If you are hoping that one day soon I, your humble columnist, will find the error of my ways and fall in love with debit cards, you can probably stop hoping. I doubt if that will ever happen. In fact, I’ve just discovered why I also am not a fan of the prepaid debit card.
First, a quick definition: A prepaid debit card, unlike a debit card that takes money directly from a bank account, draws from funds stored right on the card itself. Also called a reloadable debit card, a prepaid debit card appeals to a variety of users. The primary market for prepaid cards are unbanked people — those who do not use banks or credit unions for their financial transactions, for any number of reasons.
Prepaid debit cards appear to be all the rage these days. MasterCard and Visa market theirs as gift cards. Government assistance is distributed in many areas via a prepaid debit card.
A growing number of American companies are replacing paychecks and even direct deposits with prepaid debit cards issued by their employers. Employees can use these cards, which work like debit cards, at an ATM to withdraw their pay.
And what’s so wrong about that? I’ll tell you with one little word: FEES!
In the overwhelming majority of cases, using a prepaid debit card involves a fee. If you purchase one for a birthday gift, you pay a hefty fee upfront. Then your recipient is going to pay fees to use it, if it becomes inactive and even a fee to check on the available balance. Those fees can add up quickly.
For example, one provider charges $1.75 of the available balance on the card when an employee uses it to make a withdrawal from an ATM, $2.95 for a paper statement and $6 to replace the card. Some users even have to pay a $7 inactivity fee for not using their cards.
One employee who is paid via debit card earning minimum wage, reportedly spends $40 to $50 a month on fees associated with his payroll card. Outrageous!
Recently, Consumer Reports sampled 16 prepaid cards, rating them from best to worst. The final conclusion was that all prepaid cards are loaded with fees and weak on protection. Fees vary widely from one card to the next and include: initiation or activation fees, monthly fees, point of sale transaction fees, cash withdrawal fees, balance inquiry fees, transaction statements, including paper and other, customer service fees, bill payment fees, fees to add or “load” funds, dormancy fees, fees to get remaining funds when closing the account and overdraft or “shortage” fees.
Whew!
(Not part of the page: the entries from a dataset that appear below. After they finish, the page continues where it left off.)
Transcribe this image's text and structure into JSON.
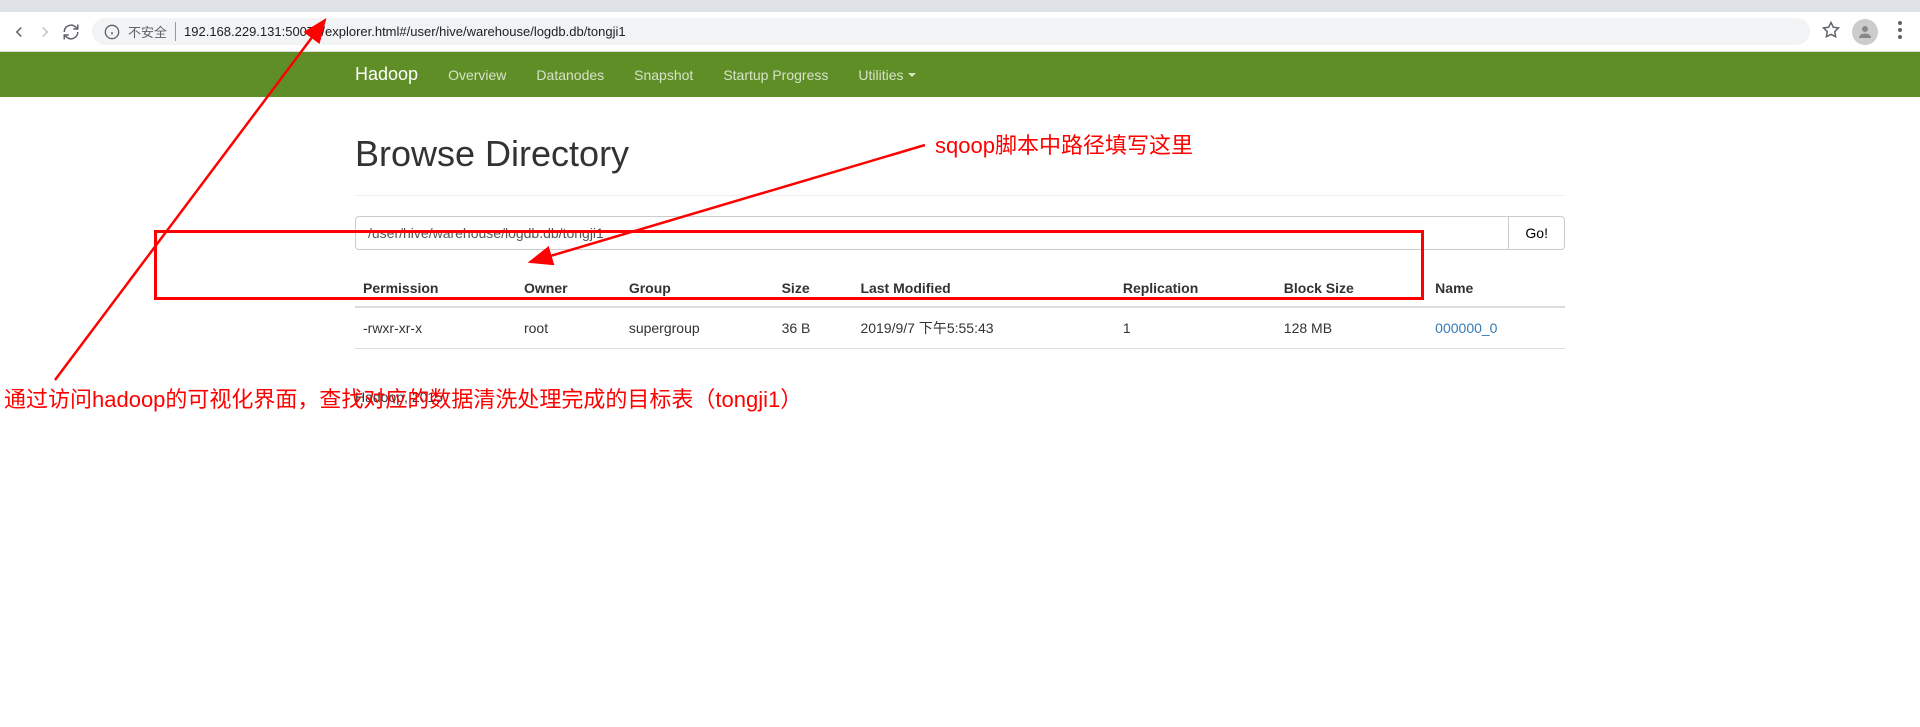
{
  "browser": {
    "security_text": "不安全",
    "url": "192.168.229.131:50070/explorer.html#/user/hive/warehouse/logdb.db/tongji1"
  },
  "nav": {
    "brand": "Hadoop",
    "links": [
      "Overview",
      "Datanodes",
      "Snapshot",
      "Startup Progress",
      "Utilities"
    ]
  },
  "page": {
    "title": "Browse Directory",
    "path_value": "/user/hive/warehouse/logdb.db/tongji1",
    "go_label": "Go!"
  },
  "table": {
    "headers": [
      "Permission",
      "Owner",
      "Group",
      "Size",
      "Last Modified",
      "Replication",
      "Block Size",
      "Name"
    ],
    "rows": [
      {
        "permission": "-rwxr-xr-x",
        "owner": "root",
        "group": "supergroup",
        "size": "36 B",
        "last_modified": "2019/9/7 下午5:55:43",
        "replication": "1",
        "block_size": "128 MB",
        "name": "000000_0"
      }
    ]
  },
  "footer": "Hadoop, 2015.",
  "annotations": {
    "note1": "sqoop脚本中路径填写这里",
    "note2": "通过访问hadoop的可视化界面，查找对应的数据清洗处理完成的目标表（tongji1）"
  }
}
That’s a lot of fees.
In the case of credit cards, the issuers expect to earn a profit by charging interest. And with debit cards, fees are what keep the issuers in the black. And that makes me see red.
If your employer has gone the payroll debit-card route, contact your human resources department or finance/payroll department; you can often opt out of getting paid with cards. Sign up for direct deposit instead, and bank with a low-fee or no-fee checking account.
If you’re in the habit of purchasing prepaid debit cards to give as gifts, what are you thinking? Switch to giving a check or cash.
I know of no good reason you should be willing to pay a fee of any amount to have access to your own hard-earned income.
Mary Hunt is founder of www.DebtProofLiving.com and author of 24 books, including her 2013 release, “The Smart Woman’s Guide to Planning for Retirement.” You can email her at mary@everyday
cheapskate.com, or write to Everyday Cheapskate, P.O. Box 2099, Cypress, CA 90630.